Skiing takes up a good lot of your energy. The heavy boots and equally heavy skis can tire you in half a day’s time. If that is not enough, reaching the slopes from the lodge is an equally difficult exercise. We had to walk a long way up to reach the snow line, a part of it carrying or wearing our ski shoes. Thankfully, we had help from friendly and hard-working porters who would carry our skis up. Without them, I am sure most of us would take half a day just to get to the slopes.
Taking the chair car to the ski slopes
The climb is worth it. The higher you get, the better the views. And better snow for sliding down. We would get energized with heavy breakfast, take the chair lift that would save us a 15 minutes of climb and make our way to the slopes at around 9am. It would be beyond 10am by the time we reached the slopes and start skiing. Go up and down a few times and we would be tired and sweating, loosing a good lot of the energy. But the addiction to skis does not let you go easily. Some rest and a ‘cool-drink’ and we would ready to go at it again. The morning hours would pass by, with some moments of thrill, some moments of falling and a good lot of fun and practice. By the time we descend, we would be hungry for food and rush to the kitchen.
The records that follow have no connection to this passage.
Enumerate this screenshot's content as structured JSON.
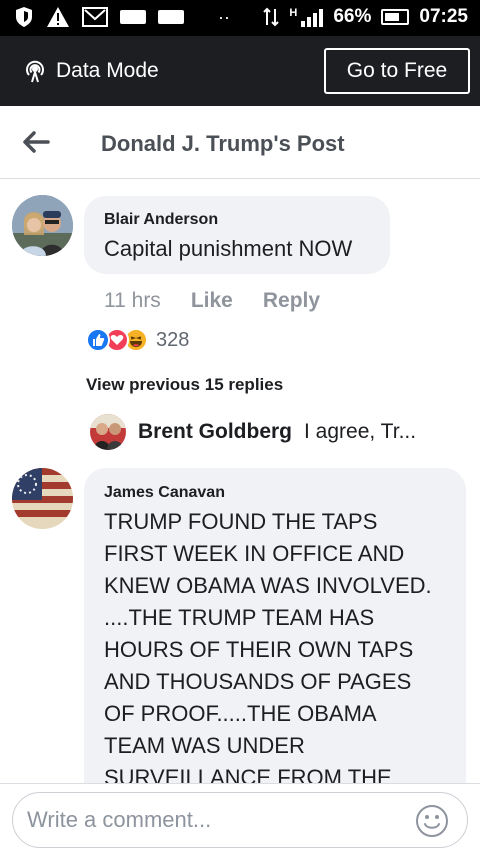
{
  "status_bar": {
    "battery_percent": "66%",
    "time": "07:25",
    "network": "H"
  },
  "data_mode": {
    "label": "Data Mode",
    "go_free_label": "Go to Free"
  },
  "header": {
    "title": "Donald J. Trump's Post"
  },
  "comments": [
    {
      "author": "Blair Anderson",
      "text": "Capital punishment NOW",
      "time": "11 hrs",
      "like_label": "Like",
      "reply_label": "Reply",
      "reaction_count": "328",
      "reactions": [
        "like-icon",
        "love-icon",
        "haha-icon"
      ]
    },
    {
      "author": "James Canavan",
      "text_lines": [
        "TRUMP FOUND THE TAPS",
        "FIRST WEEK IN OFFICE AND",
        "KNEW OBAMA WAS INVOLVED.",
        "....THE TRUMP TEAM HAS",
        "HOURS OF THEIR OWN TAPS",
        "AND THOUSANDS OF PAGES",
        "OF PROOF.....THE OBAMA",
        "TEAM WAS UNDER",
        "SURVEILLANCE FROM THE"
      ]
    }
  ],
  "replies": {
    "view_previous_label": "View previous 15 replies",
    "latest_author": "Brent Goldberg",
    "latest_snippet": "I agree, Tr..."
  },
  "composer": {
    "placeholder": "Write a comment..."
  },
  "colors": {
    "status_bar": "#000000",
    "data_bar": "#1c1e21",
    "bubble": "#f0f2f5",
    "like_blue": "#1877f2",
    "love_red": "#f33e58",
    "haha_yellow": "#f7b125"
  }
}
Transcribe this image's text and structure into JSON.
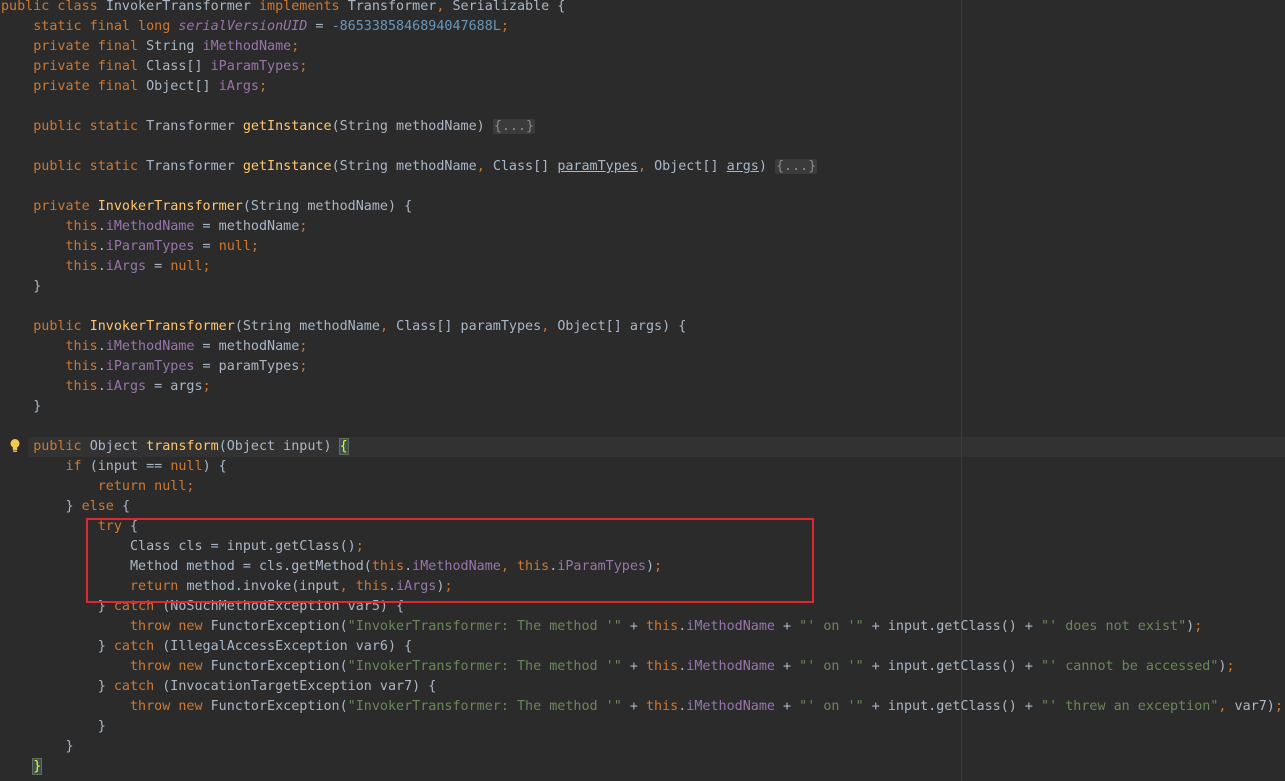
{
  "editor": {
    "lines": [
      [
        {
          "t": "public class ",
          "c": "k"
        },
        {
          "t": "InvokerTransformer "
        },
        {
          "t": "implements ",
          "c": "k"
        },
        {
          "t": "Transformer"
        },
        {
          "t": ", ",
          "c": "k"
        },
        {
          "t": "Serializable {"
        }
      ],
      [
        {
          "t": "    static final long ",
          "c": "k"
        },
        {
          "t": "serialVersionUID",
          "c": "fi"
        },
        {
          "t": " = "
        },
        {
          "t": "-8653385846894047688L",
          "c": "n"
        },
        {
          "t": ";",
          "c": "k"
        }
      ],
      [
        {
          "t": "    private final ",
          "c": "k"
        },
        {
          "t": "String "
        },
        {
          "t": "iMethodName",
          "c": "f"
        },
        {
          "t": ";",
          "c": "k"
        }
      ],
      [
        {
          "t": "    private final ",
          "c": "k"
        },
        {
          "t": "Class[] "
        },
        {
          "t": "iParamTypes",
          "c": "f"
        },
        {
          "t": ";",
          "c": "k"
        }
      ],
      [
        {
          "t": "    private final ",
          "c": "k"
        },
        {
          "t": "Object[] "
        },
        {
          "t": "iArgs",
          "c": "f"
        },
        {
          "t": ";",
          "c": "k"
        }
      ],
      [],
      [
        {
          "t": "    public static ",
          "c": "k"
        },
        {
          "t": "Transformer "
        },
        {
          "t": "getInstance",
          "c": "m"
        },
        {
          "t": "(String methodName) "
        },
        {
          "t": "{...}",
          "c": "fold"
        }
      ],
      [],
      [
        {
          "t": "    public static ",
          "c": "k"
        },
        {
          "t": "Transformer "
        },
        {
          "t": "getInstance",
          "c": "m"
        },
        {
          "t": "(String methodName"
        },
        {
          "t": ", ",
          "c": "k"
        },
        {
          "t": "Class[] "
        },
        {
          "t": "paramTypes",
          "c": "u"
        },
        {
          "t": ", ",
          "c": "k"
        },
        {
          "t": "Object[] "
        },
        {
          "t": "args",
          "c": "u"
        },
        {
          "t": ") "
        },
        {
          "t": "{...}",
          "c": "fold"
        }
      ],
      [],
      [
        {
          "t": "    private ",
          "c": "k"
        },
        {
          "t": "InvokerTransformer",
          "c": "m"
        },
        {
          "t": "(String methodName) {"
        }
      ],
      [
        {
          "t": "        this",
          "c": "k"
        },
        {
          "t": "."
        },
        {
          "t": "iMethodName",
          "c": "f"
        },
        {
          "t": " = methodName"
        },
        {
          "t": ";",
          "c": "k"
        }
      ],
      [
        {
          "t": "        this",
          "c": "k"
        },
        {
          "t": "."
        },
        {
          "t": "iParamTypes",
          "c": "f"
        },
        {
          "t": " = "
        },
        {
          "t": "null;",
          "c": "k"
        }
      ],
      [
        {
          "t": "        this",
          "c": "k"
        },
        {
          "t": "."
        },
        {
          "t": "iArgs",
          "c": "f"
        },
        {
          "t": " = "
        },
        {
          "t": "null;",
          "c": "k"
        }
      ],
      [
        {
          "t": "    }"
        }
      ],
      [],
      [
        {
          "t": "    public ",
          "c": "k"
        },
        {
          "t": "InvokerTransformer",
          "c": "m"
        },
        {
          "t": "(String methodName"
        },
        {
          "t": ", ",
          "c": "k"
        },
        {
          "t": "Class[] paramTypes"
        },
        {
          "t": ", ",
          "c": "k"
        },
        {
          "t": "Object[] args) {"
        }
      ],
      [
        {
          "t": "        this",
          "c": "k"
        },
        {
          "t": "."
        },
        {
          "t": "iMethodName",
          "c": "f"
        },
        {
          "t": " = methodName"
        },
        {
          "t": ";",
          "c": "k"
        }
      ],
      [
        {
          "t": "        this",
          "c": "k"
        },
        {
          "t": "."
        },
        {
          "t": "iParamTypes",
          "c": "f"
        },
        {
          "t": " = paramTypes"
        },
        {
          "t": ";",
          "c": "k"
        }
      ],
      [
        {
          "t": "        this",
          "c": "k"
        },
        {
          "t": "."
        },
        {
          "t": "iArgs",
          "c": "f"
        },
        {
          "t": " = args"
        },
        {
          "t": ";",
          "c": "k"
        }
      ],
      [
        {
          "t": "    }"
        }
      ],
      [],
      [
        {
          "t": "    public ",
          "c": "k"
        },
        {
          "t": "Object "
        },
        {
          "t": "transform",
          "c": "m"
        },
        {
          "t": "(Object input) "
        },
        {
          "t": "{",
          "c": "brace-hl"
        }
      ],
      [
        {
          "t": "        if ",
          "c": "k"
        },
        {
          "t": "(input == "
        },
        {
          "t": "null",
          "c": "k"
        },
        {
          "t": ") {"
        }
      ],
      [
        {
          "t": "            return null;",
          "c": "k"
        }
      ],
      [
        {
          "t": "        } "
        },
        {
          "t": "else ",
          "c": "k"
        },
        {
          "t": "{"
        }
      ],
      [
        {
          "t": "            try ",
          "c": "k"
        },
        {
          "t": "{"
        }
      ],
      [
        {
          "t": "                Class cls = input.getClass()"
        },
        {
          "t": ";",
          "c": "k"
        }
      ],
      [
        {
          "t": "                Method method = cls.getMethod("
        },
        {
          "t": "this",
          "c": "k"
        },
        {
          "t": "."
        },
        {
          "t": "iMethodName",
          "c": "f"
        },
        {
          "t": ", ",
          "c": "k"
        },
        {
          "t": "this",
          "c": "k"
        },
        {
          "t": "."
        },
        {
          "t": "iParamTypes",
          "c": "f"
        },
        {
          "t": ")"
        },
        {
          "t": ";",
          "c": "k"
        }
      ],
      [
        {
          "t": "                return ",
          "c": "k"
        },
        {
          "t": "method.invoke(input"
        },
        {
          "t": ", ",
          "c": "k"
        },
        {
          "t": "this",
          "c": "k"
        },
        {
          "t": "."
        },
        {
          "t": "iArgs",
          "c": "f"
        },
        {
          "t": ")"
        },
        {
          "t": ";",
          "c": "k"
        }
      ],
      [
        {
          "t": "            } "
        },
        {
          "t": "catch ",
          "c": "k"
        },
        {
          "t": "(NoSuchMethodException var5) {"
        }
      ],
      [
        {
          "t": "                throw new ",
          "c": "k"
        },
        {
          "t": "FunctorException("
        },
        {
          "t": "\"InvokerTransformer: The method '\"",
          "c": "s"
        },
        {
          "t": " + "
        },
        {
          "t": "this",
          "c": "k"
        },
        {
          "t": "."
        },
        {
          "t": "iMethodName",
          "c": "f"
        },
        {
          "t": " + "
        },
        {
          "t": "\"' on '\"",
          "c": "s"
        },
        {
          "t": " + input.getClass() + "
        },
        {
          "t": "\"' does not exist\"",
          "c": "s"
        },
        {
          "t": ")"
        },
        {
          "t": ";",
          "c": "k"
        }
      ],
      [
        {
          "t": "            } "
        },
        {
          "t": "catch ",
          "c": "k"
        },
        {
          "t": "(IllegalAccessException var6) {"
        }
      ],
      [
        {
          "t": "                throw new ",
          "c": "k"
        },
        {
          "t": "FunctorException("
        },
        {
          "t": "\"InvokerTransformer: The method '\"",
          "c": "s"
        },
        {
          "t": " + "
        },
        {
          "t": "this",
          "c": "k"
        },
        {
          "t": "."
        },
        {
          "t": "iMethodName",
          "c": "f"
        },
        {
          "t": " + "
        },
        {
          "t": "\"' on '\"",
          "c": "s"
        },
        {
          "t": " + input.getClass() + "
        },
        {
          "t": "\"' cannot be accessed\"",
          "c": "s"
        },
        {
          "t": ")"
        },
        {
          "t": ";",
          "c": "k"
        }
      ],
      [
        {
          "t": "            } "
        },
        {
          "t": "catch ",
          "c": "k"
        },
        {
          "t": "(InvocationTargetException var7) {"
        }
      ],
      [
        {
          "t": "                throw new ",
          "c": "k"
        },
        {
          "t": "FunctorException("
        },
        {
          "t": "\"InvokerTransformer: The method '\"",
          "c": "s"
        },
        {
          "t": " + "
        },
        {
          "t": "this",
          "c": "k"
        },
        {
          "t": "."
        },
        {
          "t": "iMethodName",
          "c": "f"
        },
        {
          "t": " + "
        },
        {
          "t": "\"' on '\"",
          "c": "s"
        },
        {
          "t": " + input.getClass() + "
        },
        {
          "t": "\"' threw an exception\"",
          "c": "s"
        },
        {
          "t": ", ",
          "c": "k"
        },
        {
          "t": "var7)"
        },
        {
          "t": ";",
          "c": "k"
        }
      ],
      [
        {
          "t": "            }"
        }
      ],
      [
        {
          "t": "        }"
        }
      ],
      [
        {
          "t": "    "
        },
        {
          "t": "}",
          "c": "brace-hl"
        }
      ]
    ],
    "colors": {
      "background": "#2b2b2b",
      "keyword": "#cc7832",
      "field": "#9876aa",
      "number": "#6897bb",
      "string": "#6a8759",
      "method": "#ffc66d",
      "highlight_box": "#e0262e"
    },
    "icons": {
      "gutter_hint": "lightbulb-icon"
    }
  }
}
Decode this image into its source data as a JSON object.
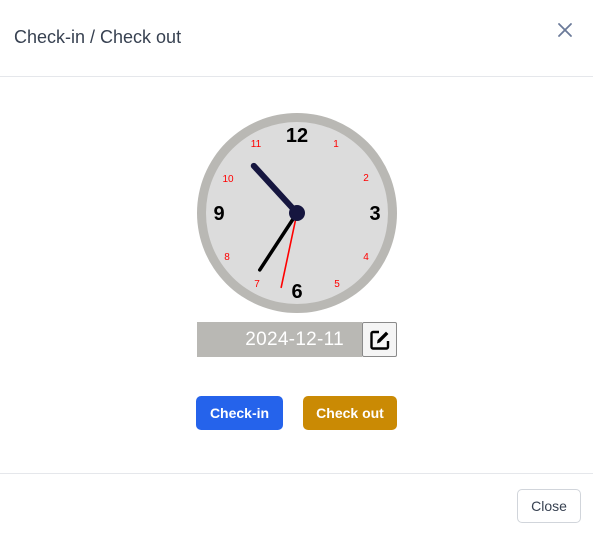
{
  "header": {
    "title": "Check-in / Check out",
    "close_icon": "close-icon"
  },
  "clock": {
    "major_numbers": [
      "12",
      "3",
      "6",
      "9"
    ],
    "minor_numbers": [
      "1",
      "2",
      "4",
      "5",
      "7",
      "8",
      "10",
      "11"
    ],
    "time": {
      "hours": 10,
      "minutes": 35,
      "seconds": 32
    },
    "colors": {
      "rim": "#b9b8b4",
      "face": "#dcdcdc",
      "hour_hand": "#16163f",
      "minute_hand": "#000000",
      "second_hand": "#ff0000",
      "minor_numbers": "#ff0000"
    }
  },
  "date": {
    "value": "2024-12-11",
    "edit_icon": "edit-icon"
  },
  "actions": {
    "checkin_label": "Check-in",
    "checkout_label": "Check out",
    "checkin_color": "#2563eb",
    "checkout_color": "#ca8a04"
  },
  "footer": {
    "close_label": "Close"
  }
}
A portion of the ski lodge
By 2.30pm, food and fatigue would have made us drowsy and we would head straight to bed. Few people would have the energy to stay up, and there is nothing much to do in and around the ski lodge anyway. Later part of the day would be whiled away in the restaurant, bar or the dorms, finding ways to while away the time. The restaurant had good heating and served hot chocolates and great Pakoras, which made us flock there. Dumb charades dominated our free time in the first few days, but we soon ran out of ideas.
It’s the gang of local Gharwali children, who were on a sponsored program to learn skiing, kept us amused in the last few days. They were hyperactive, noisy, running around and shouting all the time and sang loudly whenever they were bored. We would occasionally sit with them, get them to sing or play with us. They sang funny Gharwali songs in loud and shrill voices. We would encourage them to dance and they were too happy to oblige. Some of the Gharwali songs are incredibly funny and left us laughing to the end. One of them that seemed to be famous there went like this:
Bubbly tero mobileWah re tero smile
(Mobile – pronounced as mo-baa-yil and smile pronounced as is-ma-yil in Gharwali fashion!) The kids got into a fight sometimes and one of us had to rush to set things right!
Dancing Gharwali kids
Most of the evening and time after dinner would pass this way. We had good moonlight and clear skies when we were there, and some times we went on after-dinner walks in the forest below the lodge. Hope of seeing some wildlife in our day or night time wanderings never succeeded, though we saw plenty of signs of presence of bears, leopards and musk deer.
Also see more about Auli in paintedstork.com
Visit to Auli in 2005
* Images from Auli(plenty of snow)
* Trip report
Visit to Auli in 2006
* Images from Auli(little snow)
* A back-breaking journey: from Rishikesh to Auli
* First Day at Auli
* The days of Skiing
* Spending time in Auli
* Trekking and walking around
* About Auli